- **Your assignment**
All of the records below must be output exactly, with no pictures carried over.
:: Information supplied ::
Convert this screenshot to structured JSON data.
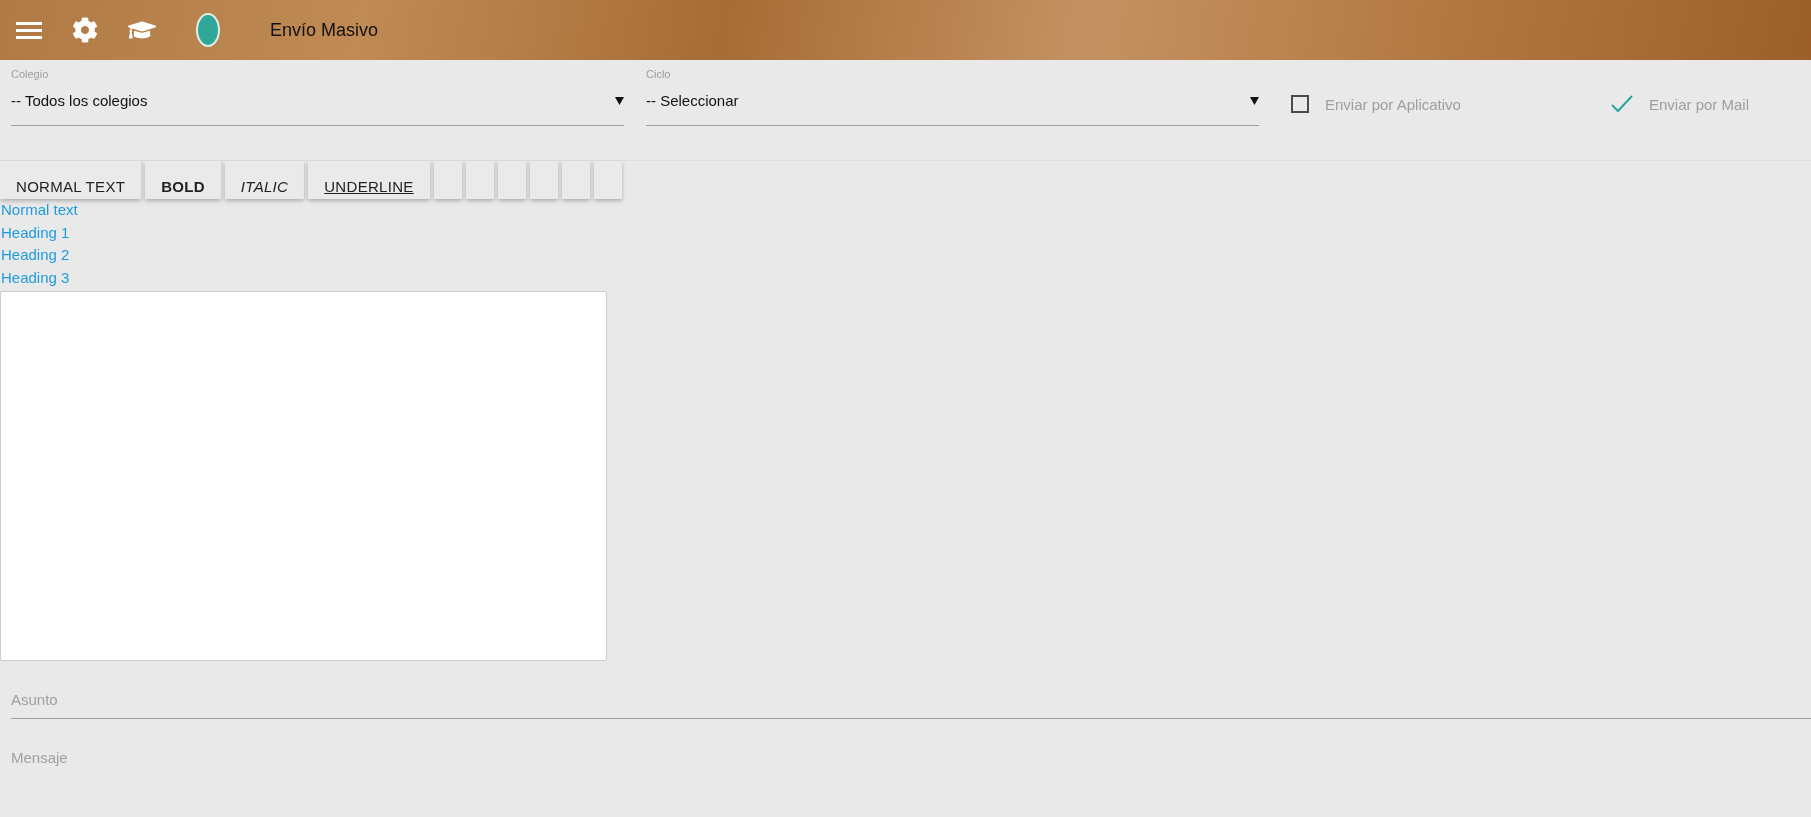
{
  "header": {
    "title": "Envío Masivo"
  },
  "filters": [
    {
      "label": "Colegio",
      "value": "-- Todos los colegios"
    },
    {
      "label": "Ciclo",
      "value": "-- Seleccionar"
    }
  ],
  "options": [
    {
      "label": "Enviar por Aplicativo",
      "checked": false
    },
    {
      "label": "Enviar por Mail",
      "checked": true
    }
  ],
  "toolbar": [
    {
      "label": "NORMAL TEXT",
      "kind": "normal"
    },
    {
      "label": "BOLD",
      "kind": "bold"
    },
    {
      "label": "ITALIC",
      "kind": "italic"
    },
    {
      "label": "UNDERLINE",
      "kind": "underline"
    },
    {
      "kind": "blank"
    },
    {
      "kind": "blank"
    },
    {
      "kind": "blank"
    },
    {
      "kind": "blank"
    },
    {
      "kind": "blank"
    },
    {
      "kind": "blank"
    }
  ],
  "format_menu": [
    "Normal text",
    "Heading 1",
    "Heading 2",
    "Heading 3"
  ],
  "fields": [
    {
      "placeholder": "Asunto"
    },
    {
      "placeholder": "Mensaje"
    }
  ]
}
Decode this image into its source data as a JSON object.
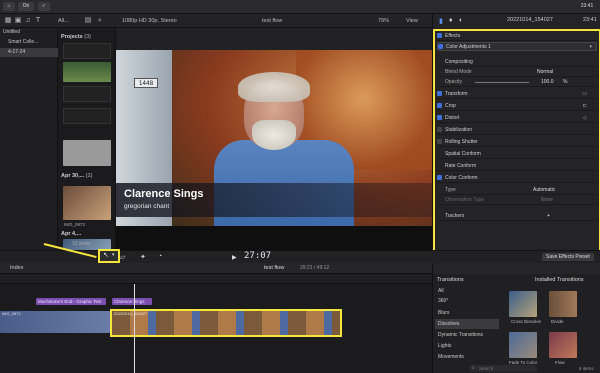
{
  "toolbar": {
    "btn1": "⌂",
    "btn2": "On",
    "btn3": "✓",
    "timecode_right": "23:41"
  },
  "library": {
    "filter": "All...",
    "format": "1080p HD 30p, Stereo",
    "project_title": "test flow",
    "zoom": "79%",
    "view": "View",
    "inspector_title": "20221014_154027"
  },
  "sidebar": {
    "items": [
      "Untitled",
      "Smart Colle...",
      "4-17-24"
    ]
  },
  "browser": {
    "projects_header": "Projects",
    "projects_count": "(3)",
    "group2": "Apr 30,...",
    "group2_count": "(2)",
    "group3": "Apr 4,...",
    "clip_label": "IMG_0872",
    "footer": "10 items"
  },
  "viewer": {
    "title_main": "Clarence Sings",
    "title_sub": "gregorian chant",
    "sign": "1448",
    "timecode": "27:07",
    "play_icon": "▶"
  },
  "inspector": {
    "effects": "Effects",
    "color_adj": "Color Adjustments 1",
    "compositing": "Compositing",
    "blend_mode": "Blend Mode",
    "blend_val": "Normal",
    "opacity": "Opacity",
    "opacity_val": "100.0",
    "opacity_unit": "%",
    "transform": "Transform",
    "crop": "Crop",
    "distort": "Distort",
    "stabilization": "Stabilization",
    "rolling": "Rolling Shutter",
    "spatial": "Spatial Conform",
    "rate": "Rate Conform",
    "color_conform": "Color Conform",
    "type": "Type",
    "type_val": "Automatic",
    "obs_type": "Observation Type",
    "obs_val": "None",
    "trackers": "Trackers",
    "plus": "+",
    "save_preset": "Save Effects Preset"
  },
  "timeline": {
    "index": "Index",
    "project": "test flow",
    "duration": "29:21 / 49:12",
    "title_clip": "Muchstone's End - Graphic Text",
    "title_clip2": "Clarence Sings",
    "clip_a": "IMG_0872",
    "clip_b": "20221014_154027"
  },
  "transitions": {
    "header": "Transitions",
    "installed": "Installed Transitions",
    "categories": [
      "All",
      "360°",
      "Blurs",
      "Dissolves",
      "Dynamic Transitions",
      "Lights",
      "Movements"
    ],
    "items": [
      "Cross Dissolve",
      "Divide",
      "Fade To Color",
      "Flow"
    ],
    "search_placeholder": "Search",
    "count": "8 items"
  },
  "colors": {
    "highlight": "#f5e53d",
    "accent": "#3f6fd8",
    "title_clip": "#7b4fb0",
    "video_clip": "#3c4f8c"
  }
}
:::
- **Task result**
Convert this screenshot to structured JSON data.
{
  "header": {
    "title": "Envío Masivo"
  },
  "filters": [
    {
      "label": "Colegio",
      "value": "-- Todos los colegios"
    },
    {
      "label": "Ciclo",
      "value": "-- Seleccionar"
    }
  ],
  "options": [
    {
      "label": "Enviar por Aplicativo",
      "checked": false
    },
    {
      "label": "Enviar por Mail",
      "checked": true
    }
  ],
  "toolbar": [
    {
      "label": "NORMAL TEXT",
      "kind": "normal"
    },
    {
      "label": "BOLD",
      "kind": "bold"
    },
    {
      "label": "ITALIC",
      "kind": "italic"
    },
    {
      "label": "UNDERLINE",
      "kind": "underline"
    },
    {
      "kind": "blank"
    },
    {
      "kind": "blank"
    },
    {
      "kind": "blank"
    },
    {
      "kind": "blank"
    },
    {
      "kind": "blank"
    },
    {
      "kind": "blank"
    }
  ],
  "format_menu": [
    "Normal text",
    "Heading 1",
    "Heading 2",
    "Heading 3"
  ],
  "fields": [
    {
      "placeholder": "Asunto"
    },
    {
      "placeholder": "Mensaje"
    }
  ]
}
Decode this image into its source data as a JSON object.
{
  "toolbar": {
    "btn1": "⌂",
    "btn2": "On",
    "btn3": "✓",
    "timecode_right": "23:41"
  },
  "library": {
    "filter": "All...",
    "format": "1080p HD 30p, Stereo",
    "project_title": "test flow",
    "zoom": "79%",
    "view": "View",
    "inspector_title": "20221014_154027"
  },
  "sidebar": {
    "items": [
      "Untitled",
      "Smart Colle...",
      "4-17-24"
    ]
  },
  "browser": {
    "projects_header": "Projects",
    "projects_count": "(3)",
    "group2": "Apr 30,...",
    "group2_count": "(2)",
    "group3": "Apr 4,...",
    "clip_label": "IMG_0872",
    "footer": "10 items"
  },
  "viewer": {
    "title_main": "Clarence Sings",
    "title_sub": "gregorian chant",
    "sign": "1448",
    "timecode": "27:07",
    "play_icon": "▶"
  },
  "inspector": {
    "effects": "Effects",
    "color_adj": "Color Adjustments 1",
    "compositing": "Compositing",
    "blend_mode": "Blend Mode",
    "blend_val": "Normal",
    "opacity": "Opacity",
    "opacity_val": "100.0",
    "opacity_unit": "%",
    "transform": "Transform",
    "crop": "Crop",
    "distort": "Distort",
    "stabilization": "Stabilization",
    "rolling": "Rolling Shutter",
    "spatial": "Spatial Conform",
    "rate": "Rate Conform",
    "color_conform": "Color Conform",
    "type": "Type",
    "type_val": "Automatic",
    "obs_type": "Observation Type",
    "obs_val": "None",
    "trackers": "Trackers",
    "plus": "+",
    "save_preset": "Save Effects Preset"
  },
  "timeline": {
    "index": "Index",
    "project": "test flow",
    "duration": "29:21 / 49:12",
    "title_clip": "Muchstone's End - Graphic Text",
    "title_clip2": "Clarence Sings",
    "clip_a": "IMG_0872",
    "clip_b": "20221014_154027"
  },
  "transitions": {
    "header": "Transitions",
    "installed": "Installed Transitions",
    "categories": [
      "All",
      "360°",
      "Blurs",
      "Dissolves",
      "Dynamic Transitions",
      "Lights",
      "Movements"
    ],
    "items": [
      "Cross Dissolve",
      "Divide",
      "Fade To Color",
      "Flow"
    ],
    "search_placeholder": "Search",
    "count": "8 items"
  },
  "colors": {
    "highlight": "#f5e53d",
    "accent": "#3f6fd8",
    "title_clip": "#7b4fb0",
    "video_clip": "#3c4f8c"
  }
}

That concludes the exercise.